Your objective
Each of the entries should be retyped precisely as it appears.

Data under study
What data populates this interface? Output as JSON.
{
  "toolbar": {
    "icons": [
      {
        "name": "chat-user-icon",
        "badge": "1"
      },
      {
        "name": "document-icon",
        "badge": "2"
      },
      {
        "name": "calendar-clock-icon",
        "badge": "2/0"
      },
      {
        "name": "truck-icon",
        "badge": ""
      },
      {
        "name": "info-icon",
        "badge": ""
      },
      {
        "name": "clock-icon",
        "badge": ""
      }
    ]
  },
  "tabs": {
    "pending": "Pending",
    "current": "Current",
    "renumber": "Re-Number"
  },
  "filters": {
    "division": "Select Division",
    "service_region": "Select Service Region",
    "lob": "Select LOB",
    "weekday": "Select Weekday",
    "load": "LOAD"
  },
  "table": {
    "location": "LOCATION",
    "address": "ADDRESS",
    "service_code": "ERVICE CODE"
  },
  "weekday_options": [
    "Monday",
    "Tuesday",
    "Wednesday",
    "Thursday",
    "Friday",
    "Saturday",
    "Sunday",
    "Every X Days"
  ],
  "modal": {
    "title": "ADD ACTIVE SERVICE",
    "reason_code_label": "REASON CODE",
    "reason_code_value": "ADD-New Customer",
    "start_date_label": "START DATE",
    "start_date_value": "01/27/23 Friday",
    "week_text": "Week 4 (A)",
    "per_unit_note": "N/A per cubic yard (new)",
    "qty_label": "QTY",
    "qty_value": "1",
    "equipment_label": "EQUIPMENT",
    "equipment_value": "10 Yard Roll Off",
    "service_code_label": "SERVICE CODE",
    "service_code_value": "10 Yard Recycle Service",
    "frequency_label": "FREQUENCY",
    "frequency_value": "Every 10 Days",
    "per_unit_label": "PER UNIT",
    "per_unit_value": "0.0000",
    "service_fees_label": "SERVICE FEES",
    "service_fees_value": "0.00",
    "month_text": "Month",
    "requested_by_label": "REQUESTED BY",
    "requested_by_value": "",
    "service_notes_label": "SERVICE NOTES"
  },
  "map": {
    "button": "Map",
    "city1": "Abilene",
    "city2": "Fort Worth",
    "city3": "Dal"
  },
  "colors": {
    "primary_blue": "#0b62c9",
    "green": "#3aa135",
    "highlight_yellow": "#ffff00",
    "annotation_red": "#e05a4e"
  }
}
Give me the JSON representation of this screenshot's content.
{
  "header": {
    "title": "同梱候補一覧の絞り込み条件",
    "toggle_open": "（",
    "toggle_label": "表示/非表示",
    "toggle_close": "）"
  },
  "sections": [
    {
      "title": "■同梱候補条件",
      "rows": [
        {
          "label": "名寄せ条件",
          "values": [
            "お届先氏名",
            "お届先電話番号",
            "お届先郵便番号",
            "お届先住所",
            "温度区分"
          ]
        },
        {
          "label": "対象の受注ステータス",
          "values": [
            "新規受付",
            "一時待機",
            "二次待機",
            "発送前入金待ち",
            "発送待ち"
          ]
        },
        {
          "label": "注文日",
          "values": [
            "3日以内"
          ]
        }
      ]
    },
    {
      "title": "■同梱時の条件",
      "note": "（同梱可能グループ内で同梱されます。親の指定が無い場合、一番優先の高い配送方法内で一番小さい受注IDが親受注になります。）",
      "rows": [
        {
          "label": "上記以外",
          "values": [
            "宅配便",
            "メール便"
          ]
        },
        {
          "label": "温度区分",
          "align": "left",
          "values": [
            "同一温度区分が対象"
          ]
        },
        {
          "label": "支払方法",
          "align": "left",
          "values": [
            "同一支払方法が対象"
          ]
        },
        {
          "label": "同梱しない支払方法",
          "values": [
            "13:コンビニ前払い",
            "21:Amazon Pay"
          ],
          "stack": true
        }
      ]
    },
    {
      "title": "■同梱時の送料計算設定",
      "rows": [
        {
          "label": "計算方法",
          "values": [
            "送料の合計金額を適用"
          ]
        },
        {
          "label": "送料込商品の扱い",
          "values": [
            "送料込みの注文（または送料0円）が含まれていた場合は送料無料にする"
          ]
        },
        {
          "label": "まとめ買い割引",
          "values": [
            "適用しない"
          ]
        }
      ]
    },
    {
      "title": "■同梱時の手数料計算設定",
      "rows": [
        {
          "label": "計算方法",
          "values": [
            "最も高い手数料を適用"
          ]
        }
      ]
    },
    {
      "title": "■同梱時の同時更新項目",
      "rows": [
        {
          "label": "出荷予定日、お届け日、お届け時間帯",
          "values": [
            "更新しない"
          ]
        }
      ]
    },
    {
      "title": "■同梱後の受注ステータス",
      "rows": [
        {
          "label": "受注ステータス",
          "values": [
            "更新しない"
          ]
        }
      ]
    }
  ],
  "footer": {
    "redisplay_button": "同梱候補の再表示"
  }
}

Exercise solution
What data populates this interface? Output as JSON.
{
  "toolbar": {
    "icons": [
      {
        "name": "chat-user-icon",
        "badge": "1"
      },
      {
        "name": "document-icon",
        "badge": "2"
      },
      {
        "name": "calendar-clock-icon",
        "badge": "2/0"
      },
      {
        "name": "truck-icon",
        "badge": ""
      },
      {
        "name": "info-icon",
        "badge": ""
      },
      {
        "name": "clock-icon",
        "badge": ""
      }
    ]
  },
  "tabs": {
    "pending": "Pending",
    "current": "Current",
    "renumber": "Re-Number"
  },
  "filters": {
    "division": "Select Division",
    "service_region": "Select Service Region",
    "lob": "Select LOB",
    "weekday": "Select Weekday",
    "load": "LOAD"
  },
  "table": {
    "location": "LOCATION",
    "address": "ADDRESS",
    "service_code": "ERVICE CODE"
  },
  "weekday_options": [
    "Monday",
    "Tuesday",
    "Wednesday",
    "Thursday",
    "Friday",
    "Saturday",
    "Sunday",
    "Every X Days"
  ],
  "modal": {
    "title": "ADD ACTIVE SERVICE",
    "reason_code_label": "REASON CODE",
    "reason_code_value": "ADD-New Customer",
    "start_date_label": "START DATE",
    "start_date_value": "01/27/23 Friday",
    "week_text": "Week 4 (A)",
    "per_unit_note": "N/A per cubic yard (new)",
    "qty_label": "QTY",
    "qty_value": "1",
    "equipment_label": "EQUIPMENT",
    "equipment_value": "10 Yard Roll Off",
    "service_code_label": "SERVICE CODE",
    "service_code_value": "10 Yard Recycle Service",
    "frequency_label": "FREQUENCY",
    "frequency_value": "Every 10 Days",
    "per_unit_label": "PER UNIT",
    "per_unit_value": "0.0000",
    "service_fees_label": "SERVICE FEES",
    "service_fees_value": "0.00",
    "month_text": "Month",
    "requested_by_label": "REQUESTED BY",
    "requested_by_value": "",
    "service_notes_label": "SERVICE NOTES"
  },
  "map": {
    "button": "Map",
    "city1": "Abilene",
    "city2": "Fort Worth",
    "city3": "Dal"
  },
  "colors": {
    "primary_blue": "#0b62c9",
    "green": "#3aa135",
    "highlight_yellow": "#ffff00",
    "annotation_red": "#e05a4e"
  }
}
Give me the JSON representation of this screenshot's content.
{
  "header": {
    "title": "同梱候補一覧の絞り込み条件",
    "toggle_open": "（",
    "toggle_label": "表示/非表示",
    "toggle_close": "）"
  },
  "sections": [
    {
      "title": "■同梱候補条件",
      "rows": [
        {
          "label": "名寄せ条件",
          "values": [
            "お届先氏名",
            "お届先電話番号",
            "お届先郵便番号",
            "お届先住所",
            "温度区分"
          ]
        },
        {
          "label": "対象の受注ステータス",
          "values": [
            "新規受付",
            "一時待機",
            "二次待機",
            "発送前入金待ち",
            "発送待ち"
          ]
        },
        {
          "label": "注文日",
          "values": [
            "3日以内"
          ]
        }
      ]
    },
    {
      "title": "■同梱時の条件",
      "note": "（同梱可能グループ内で同梱されます。親の指定が無い場合、一番優先の高い配送方法内で一番小さい受注IDが親受注になります。）",
      "rows": [
        {
          "label": "上記以外",
          "values": [
            "宅配便",
            "メール便"
          ]
        },
        {
          "label": "温度区分",
          "align": "left",
          "values": [
            "同一温度区分が対象"
          ]
        },
        {
          "label": "支払方法",
          "align": "left",
          "values": [
            "同一支払方法が対象"
          ]
        },
        {
          "label": "同梱しない支払方法",
          "values": [
            "13:コンビニ前払い",
            "21:Amazon Pay"
          ],
          "stack": true
        }
      ]
    },
    {
      "title": "■同梱時の送料計算設定",
      "rows": [
        {
          "label": "計算方法",
          "values": [
            "送料の合計金額を適用"
          ]
        },
        {
          "label": "送料込商品の扱い",
          "values": [
            "送料込みの注文（または送料0円）が含まれていた場合は送料無料にする"
          ]
        },
        {
          "label": "まとめ買い割引",
          "values": [
            "適用しない"
          ]
        }
      ]
    },
    {
      "title": "■同梱時の手数料計算設定",
      "rows": [
        {
          "label": "計算方法",
          "values": [
            "最も高い手数料を適用"
          ]
        }
      ]
    },
    {
      "title": "■同梱時の同時更新項目",
      "rows": [
        {
          "label": "出荷予定日、お届け日、お届け時間帯",
          "values": [
            "更新しない"
          ]
        }
      ]
    },
    {
      "title": "■同梱後の受注ステータス",
      "rows": [
        {
          "label": "受注ステータス",
          "values": [
            "更新しない"
          ]
        }
      ]
    }
  ],
  "footer": {
    "redisplay_button": "同梱候補の再表示"
  }
}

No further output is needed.